# WHAT IS EXPECTED
Could you give back the listing below exactly, every line included?

# RECORDED INFORMATION
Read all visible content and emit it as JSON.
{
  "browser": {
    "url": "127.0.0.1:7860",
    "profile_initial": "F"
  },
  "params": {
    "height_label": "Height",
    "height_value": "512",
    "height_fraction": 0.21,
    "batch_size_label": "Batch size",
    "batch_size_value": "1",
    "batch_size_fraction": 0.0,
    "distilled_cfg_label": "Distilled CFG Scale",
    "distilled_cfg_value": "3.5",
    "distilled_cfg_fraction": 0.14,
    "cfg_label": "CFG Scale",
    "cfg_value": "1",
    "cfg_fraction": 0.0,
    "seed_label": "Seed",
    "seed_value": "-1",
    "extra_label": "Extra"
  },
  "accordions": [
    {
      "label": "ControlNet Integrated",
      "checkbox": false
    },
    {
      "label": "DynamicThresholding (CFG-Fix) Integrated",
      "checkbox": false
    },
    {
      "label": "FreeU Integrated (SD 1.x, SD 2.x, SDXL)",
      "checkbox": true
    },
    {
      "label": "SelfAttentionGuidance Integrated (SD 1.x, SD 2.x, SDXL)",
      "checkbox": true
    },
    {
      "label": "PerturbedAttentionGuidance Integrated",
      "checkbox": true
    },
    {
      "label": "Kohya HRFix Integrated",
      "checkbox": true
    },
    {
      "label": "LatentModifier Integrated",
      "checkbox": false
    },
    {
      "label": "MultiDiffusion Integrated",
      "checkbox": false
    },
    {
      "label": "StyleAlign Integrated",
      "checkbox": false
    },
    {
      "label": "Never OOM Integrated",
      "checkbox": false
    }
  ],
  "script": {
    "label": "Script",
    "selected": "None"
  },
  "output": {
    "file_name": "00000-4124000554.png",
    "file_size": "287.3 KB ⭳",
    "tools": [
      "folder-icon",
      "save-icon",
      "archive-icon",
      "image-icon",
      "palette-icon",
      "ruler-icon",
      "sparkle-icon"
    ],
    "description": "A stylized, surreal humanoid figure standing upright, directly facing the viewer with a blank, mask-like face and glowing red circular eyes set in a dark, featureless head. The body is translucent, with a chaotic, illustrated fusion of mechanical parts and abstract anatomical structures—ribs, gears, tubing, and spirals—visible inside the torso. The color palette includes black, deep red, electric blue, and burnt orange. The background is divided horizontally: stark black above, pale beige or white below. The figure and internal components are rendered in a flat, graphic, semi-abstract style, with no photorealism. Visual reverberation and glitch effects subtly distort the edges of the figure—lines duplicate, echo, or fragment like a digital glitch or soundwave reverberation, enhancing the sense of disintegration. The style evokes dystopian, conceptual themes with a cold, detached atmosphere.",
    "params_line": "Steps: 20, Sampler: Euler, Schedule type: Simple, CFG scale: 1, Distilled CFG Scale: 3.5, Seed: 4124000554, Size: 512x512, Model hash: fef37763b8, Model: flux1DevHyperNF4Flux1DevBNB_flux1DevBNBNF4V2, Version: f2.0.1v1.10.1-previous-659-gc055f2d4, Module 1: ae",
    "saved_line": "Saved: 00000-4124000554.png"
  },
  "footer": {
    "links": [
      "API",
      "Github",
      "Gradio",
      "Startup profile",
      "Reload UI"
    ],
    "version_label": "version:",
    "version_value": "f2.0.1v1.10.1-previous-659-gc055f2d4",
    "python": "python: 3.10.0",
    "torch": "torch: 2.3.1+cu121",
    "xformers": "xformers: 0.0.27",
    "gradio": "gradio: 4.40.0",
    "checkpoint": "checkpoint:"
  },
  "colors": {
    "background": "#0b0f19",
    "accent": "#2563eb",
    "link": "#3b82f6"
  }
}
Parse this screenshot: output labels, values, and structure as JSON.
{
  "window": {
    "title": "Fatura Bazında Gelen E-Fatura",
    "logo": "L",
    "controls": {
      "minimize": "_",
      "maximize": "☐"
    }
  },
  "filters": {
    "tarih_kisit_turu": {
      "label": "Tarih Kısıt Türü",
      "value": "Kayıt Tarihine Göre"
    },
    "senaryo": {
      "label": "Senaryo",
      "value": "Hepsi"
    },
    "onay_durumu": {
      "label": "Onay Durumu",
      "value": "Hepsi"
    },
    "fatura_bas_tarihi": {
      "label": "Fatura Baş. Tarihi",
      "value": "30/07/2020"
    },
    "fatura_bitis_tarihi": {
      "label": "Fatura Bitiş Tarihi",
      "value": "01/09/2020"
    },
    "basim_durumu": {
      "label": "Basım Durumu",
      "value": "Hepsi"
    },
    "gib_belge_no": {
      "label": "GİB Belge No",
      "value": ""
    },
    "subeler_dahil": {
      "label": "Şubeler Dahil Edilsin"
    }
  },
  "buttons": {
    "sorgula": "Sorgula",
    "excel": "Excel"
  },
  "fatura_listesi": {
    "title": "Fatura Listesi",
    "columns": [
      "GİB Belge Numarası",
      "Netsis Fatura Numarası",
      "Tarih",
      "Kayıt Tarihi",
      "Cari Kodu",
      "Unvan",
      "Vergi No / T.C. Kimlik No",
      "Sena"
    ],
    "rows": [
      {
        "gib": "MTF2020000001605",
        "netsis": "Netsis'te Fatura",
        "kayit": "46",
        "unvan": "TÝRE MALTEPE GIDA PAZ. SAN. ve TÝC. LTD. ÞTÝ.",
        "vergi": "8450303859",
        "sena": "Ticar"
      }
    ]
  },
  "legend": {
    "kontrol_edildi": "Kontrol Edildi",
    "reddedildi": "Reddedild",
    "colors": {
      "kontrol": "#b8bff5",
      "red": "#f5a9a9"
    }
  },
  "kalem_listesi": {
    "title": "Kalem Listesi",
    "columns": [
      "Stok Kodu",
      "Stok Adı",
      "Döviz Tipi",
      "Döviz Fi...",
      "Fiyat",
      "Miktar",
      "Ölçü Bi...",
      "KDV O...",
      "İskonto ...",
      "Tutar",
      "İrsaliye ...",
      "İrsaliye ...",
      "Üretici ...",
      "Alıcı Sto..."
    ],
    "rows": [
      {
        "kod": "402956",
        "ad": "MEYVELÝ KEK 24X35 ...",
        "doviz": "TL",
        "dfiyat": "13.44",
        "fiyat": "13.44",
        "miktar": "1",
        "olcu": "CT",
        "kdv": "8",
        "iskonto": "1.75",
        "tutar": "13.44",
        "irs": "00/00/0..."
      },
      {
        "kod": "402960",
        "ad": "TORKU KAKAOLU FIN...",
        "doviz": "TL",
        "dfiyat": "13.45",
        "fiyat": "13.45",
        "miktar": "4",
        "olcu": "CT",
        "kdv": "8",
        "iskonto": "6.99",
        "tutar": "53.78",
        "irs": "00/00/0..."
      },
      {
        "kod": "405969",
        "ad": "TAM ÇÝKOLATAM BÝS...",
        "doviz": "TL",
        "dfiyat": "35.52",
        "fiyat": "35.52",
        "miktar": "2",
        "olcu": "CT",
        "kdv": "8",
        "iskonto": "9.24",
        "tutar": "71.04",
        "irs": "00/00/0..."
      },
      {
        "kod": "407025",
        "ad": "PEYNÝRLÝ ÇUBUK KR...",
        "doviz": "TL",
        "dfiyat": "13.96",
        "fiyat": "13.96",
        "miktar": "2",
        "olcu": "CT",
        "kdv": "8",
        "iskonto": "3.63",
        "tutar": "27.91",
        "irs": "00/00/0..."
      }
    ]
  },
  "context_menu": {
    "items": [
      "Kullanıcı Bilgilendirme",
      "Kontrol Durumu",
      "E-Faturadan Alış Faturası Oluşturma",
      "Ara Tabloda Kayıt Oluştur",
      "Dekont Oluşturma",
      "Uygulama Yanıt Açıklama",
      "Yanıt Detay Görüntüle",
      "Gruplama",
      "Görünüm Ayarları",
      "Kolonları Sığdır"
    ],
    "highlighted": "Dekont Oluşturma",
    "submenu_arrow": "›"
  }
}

# EXERCISE OUTPUT
Read all visible content and emit it as JSON.
{
  "browser": {
    "url": "127.0.0.1:7860",
    "profile_initial": "F"
  },
  "params": {
    "height_label": "Height",
    "height_value": "512",
    "height_fraction": 0.21,
    "batch_size_label": "Batch size",
    "batch_size_value": "1",
    "batch_size_fraction": 0.0,
    "distilled_cfg_label": "Distilled CFG Scale",
    "distilled_cfg_value": "3.5",
    "distilled_cfg_fraction": 0.14,
    "cfg_label": "CFG Scale",
    "cfg_value": "1",
    "cfg_fraction": 0.0,
    "seed_label": "Seed",
    "seed_value": "-1",
    "extra_label": "Extra"
  },
  "accordions": [
    {
      "label": "ControlNet Integrated",
      "checkbox": false
    },
    {
      "label": "DynamicThresholding (CFG-Fix) Integrated",
      "checkbox": false
    },
    {
      "label": "FreeU Integrated (SD 1.x, SD 2.x, SDXL)",
      "checkbox": true
    },
    {
      "label": "SelfAttentionGuidance Integrated (SD 1.x, SD 2.x, SDXL)",
      "checkbox": true
    },
    {
      "label": "PerturbedAttentionGuidance Integrated",
      "checkbox": true
    },
    {
      "label": "Kohya HRFix Integrated",
      "checkbox": true
    },
    {
      "label": "LatentModifier Integrated",
      "checkbox": false
    },
    {
      "label": "MultiDiffusion Integrated",
      "checkbox": false
    },
    {
      "label": "StyleAlign Integrated",
      "checkbox": false
    },
    {
      "label": "Never OOM Integrated",
      "checkbox": false
    }
  ],
  "script": {
    "label": "Script",
    "selected": "None"
  },
  "output": {
    "file_name": "00000-4124000554.png",
    "file_size": "287.3 KB ⭳",
    "tools": [
      "folder-icon",
      "save-icon",
      "archive-icon",
      "image-icon",
      "palette-icon",
      "ruler-icon",
      "sparkle-icon"
    ],
    "description": "A stylized, surreal humanoid figure standing upright, directly facing the viewer with a blank, mask-like face and glowing red circular eyes set in a dark, featureless head. The body is translucent, with a chaotic, illustrated fusion of mechanical parts and abstract anatomical structures—ribs, gears, tubing, and spirals—visible inside the torso. The color palette includes black, deep red, electric blue, and burnt orange. The background is divided horizontally: stark black above, pale beige or white below. The figure and internal components are rendered in a flat, graphic, semi-abstract style, with no photorealism. Visual reverberation and glitch effects subtly distort the edges of the figure—lines duplicate, echo, or fragment like a digital glitch or soundwave reverberation, enhancing the sense of disintegration. The style evokes dystopian, conceptual themes with a cold, detached atmosphere.",
    "params_line": "Steps: 20, Sampler: Euler, Schedule type: Simple, CFG scale: 1, Distilled CFG Scale: 3.5, Seed: 4124000554, Size: 512x512, Model hash: fef37763b8, Model: flux1DevHyperNF4Flux1DevBNB_flux1DevBNBNF4V2, Version: f2.0.1v1.10.1-previous-659-gc055f2d4, Module 1: ae",
    "saved_line": "Saved: 00000-4124000554.png"
  },
  "footer": {
    "links": [
      "API",
      "Github",
      "Gradio",
      "Startup profile",
      "Reload UI"
    ],
    "version_label": "version:",
    "version_value": "f2.0.1v1.10.1-previous-659-gc055f2d4",
    "python": "python: 3.10.0",
    "torch": "torch: 2.3.1+cu121",
    "xformers": "xformers: 0.0.27",
    "gradio": "gradio: 4.40.0",
    "checkpoint": "checkpoint:"
  },
  "colors": {
    "background": "#0b0f19",
    "accent": "#2563eb",
    "link": "#3b82f6"
  }
}
Parse this screenshot: output labels, values, and structure as JSON.
{
  "window": {
    "title": "Fatura Bazında Gelen E-Fatura",
    "logo": "L",
    "controls": {
      "minimize": "_",
      "maximize": "☐"
    }
  },
  "filters": {
    "tarih_kisit_turu": {
      "label": "Tarih Kısıt Türü",
      "value": "Kayıt Tarihine Göre"
    },
    "senaryo": {
      "label": "Senaryo",
      "value": "Hepsi"
    },
    "onay_durumu": {
      "label": "Onay Durumu",
      "value": "Hepsi"
    },
    "fatura_bas_tarihi": {
      "label": "Fatura Baş. Tarihi",
      "value": "30/07/2020"
    },
    "fatura_bitis_tarihi": {
      "label": "Fatura Bitiş Tarihi",
      "value": "01/09/2020"
    },
    "basim_durumu": {
      "label": "Basım Durumu",
      "value": "Hepsi"
    },
    "gib_belge_no": {
      "label": "GİB Belge No",
      "value": ""
    },
    "subeler_dahil": {
      "label": "Şubeler Dahil Edilsin"
    }
  },
  "buttons": {
    "sorgula": "Sorgula",
    "excel": "Excel"
  },
  "fatura_listesi": {
    "title": "Fatura Listesi",
    "columns": [
      "GİB Belge Numarası",
      "Netsis Fatura Numarası",
      "Tarih",
      "Kayıt Tarihi",
      "Cari Kodu",
      "Unvan",
      "Vergi No / T.C. Kimlik No",
      "Sena"
    ],
    "rows": [
      {
        "gib": "MTF2020000001605",
        "netsis": "Netsis'te Fatura",
        "kayit": "46",
        "unvan": "TÝRE MALTEPE GIDA PAZ. SAN. ve TÝC. LTD. ÞTÝ.",
        "vergi": "8450303859",
        "sena": "Ticar"
      }
    ]
  },
  "legend": {
    "kontrol_edildi": "Kontrol Edildi",
    "reddedildi": "Reddedild",
    "colors": {
      "kontrol": "#b8bff5",
      "red": "#f5a9a9"
    }
  },
  "kalem_listesi": {
    "title": "Kalem Listesi",
    "columns": [
      "Stok Kodu",
      "Stok Adı",
      "Döviz Tipi",
      "Döviz Fi...",
      "Fiyat",
      "Miktar",
      "Ölçü Bi...",
      "KDV O...",
      "İskonto ...",
      "Tutar",
      "İrsaliye ...",
      "İrsaliye ...",
      "Üretici ...",
      "Alıcı Sto..."
    ],
    "rows": [
      {
        "kod": "402956",
        "ad": "MEYVELÝ KEK 24X35 ...",
        "doviz": "TL",
        "dfiyat": "13.44",
        "fiyat": "13.44",
        "miktar": "1",
        "olcu": "CT",
        "kdv": "8",
        "iskonto": "1.75",
        "tutar": "13.44",
        "irs": "00/00/0..."
      },
      {
        "kod": "402960",
        "ad": "TORKU KAKAOLU FIN...",
        "doviz": "TL",
        "dfiyat": "13.45",
        "fiyat": "13.45",
        "miktar": "4",
        "olcu": "CT",
        "kdv": "8",
        "iskonto": "6.99",
        "tutar": "53.78",
        "irs": "00/00/0..."
      },
      {
        "kod": "405969",
        "ad": "TAM ÇÝKOLATAM BÝS...",
        "doviz": "TL",
        "dfiyat": "35.52",
        "fiyat": "35.52",
        "miktar": "2",
        "olcu": "CT",
        "kdv": "8",
        "iskonto": "9.24",
        "tutar": "71.04",
        "irs": "00/00/0..."
      },
      {
        "kod": "407025",
        "ad": "PEYNÝRLÝ ÇUBUK KR...",
        "doviz": "TL",
        "dfiyat": "13.96",
        "fiyat": "13.96",
        "miktar": "2",
        "olcu": "CT",
        "kdv": "8",
        "iskonto": "3.63",
        "tutar": "27.91",
        "irs": "00/00/0..."
      }
    ]
  },
  "context_menu": {
    "items": [
      "Kullanıcı Bilgilendirme",
      "Kontrol Durumu",
      "E-Faturadan Alış Faturası Oluşturma",
      "Ara Tabloda Kayıt Oluştur",
      "Dekont Oluşturma",
      "Uygulama Yanıt Açıklama",
      "Yanıt Detay Görüntüle",
      "Gruplama",
      "Görünüm Ayarları",
      "Kolonları Sığdır"
    ],
    "highlighted": "Dekont Oluşturma",
    "submenu_arrow": "›"
  }
}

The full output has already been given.